What you will do ▸ Here is a listing. Write it out again without a single difference.

-=-=-

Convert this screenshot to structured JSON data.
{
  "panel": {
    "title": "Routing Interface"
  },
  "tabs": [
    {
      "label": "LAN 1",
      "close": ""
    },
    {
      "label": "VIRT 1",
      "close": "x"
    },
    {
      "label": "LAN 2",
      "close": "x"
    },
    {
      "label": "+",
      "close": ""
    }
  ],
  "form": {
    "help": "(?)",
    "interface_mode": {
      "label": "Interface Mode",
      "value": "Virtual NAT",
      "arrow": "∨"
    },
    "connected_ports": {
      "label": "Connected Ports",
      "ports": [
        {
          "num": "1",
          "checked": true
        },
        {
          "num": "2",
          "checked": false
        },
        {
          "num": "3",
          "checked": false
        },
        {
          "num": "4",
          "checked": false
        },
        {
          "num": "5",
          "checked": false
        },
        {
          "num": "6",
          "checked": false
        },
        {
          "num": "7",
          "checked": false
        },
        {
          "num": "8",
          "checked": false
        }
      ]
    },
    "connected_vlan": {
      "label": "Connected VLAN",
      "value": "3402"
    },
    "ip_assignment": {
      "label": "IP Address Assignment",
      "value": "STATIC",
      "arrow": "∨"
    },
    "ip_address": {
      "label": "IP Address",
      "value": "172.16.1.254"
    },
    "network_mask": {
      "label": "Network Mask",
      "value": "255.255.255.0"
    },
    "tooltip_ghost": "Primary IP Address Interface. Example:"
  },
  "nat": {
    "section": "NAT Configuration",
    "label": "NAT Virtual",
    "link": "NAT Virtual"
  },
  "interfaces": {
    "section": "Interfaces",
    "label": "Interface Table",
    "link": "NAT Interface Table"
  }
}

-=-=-

Solution below ▸
Convert this screenshot to structured JSON data.
{
  "panel": {
    "title": "Routing Interface"
  },
  "tabs": [
    {
      "label": "LAN 1",
      "close": ""
    },
    {
      "label": "VIRT 1",
      "close": "x"
    },
    {
      "label": "LAN 2",
      "close": "x"
    },
    {
      "label": "+",
      "close": ""
    }
  ],
  "form": {
    "help": "(?)",
    "interface_mode": {
      "label": "Interface Mode",
      "value": "Virtual NAT",
      "arrow": "∨"
    },
    "connected_ports": {
      "label": "Connected Ports",
      "ports": [
        {
          "num": "1",
          "checked": true
        },
        {
          "num": "2",
          "checked": false
        },
        {
          "num": "3",
          "checked": false
        },
        {
          "num": "4",
          "checked": false
        },
        {
          "num": "5",
          "checked": false
        },
        {
          "num": "6",
          "checked": false
        },
        {
          "num": "7",
          "checked": false
        },
        {
          "num": "8",
          "checked": false
        }
      ]
    },
    "connected_vlan": {
      "label": "Connected VLAN",
      "value": "3402"
    },
    "ip_assignment": {
      "label": "IP Address Assignment",
      "value": "STATIC",
      "arrow": "∨"
    },
    "ip_address": {
      "label": "IP Address",
      "value": "172.16.1.254"
    },
    "network_mask": {
      "label": "Network Mask",
      "value": "255.255.255.0"
    },
    "tooltip_ghost": "Primary IP Address Interface. Example:"
  },
  "nat": {
    "section": "NAT Configuration",
    "label": "NAT Virtual",
    "link": "NAT Virtual"
  },
  "interfaces": {
    "section": "Interfaces",
    "label": "Interface Table",
    "link": "NAT Interface Table"
  }
}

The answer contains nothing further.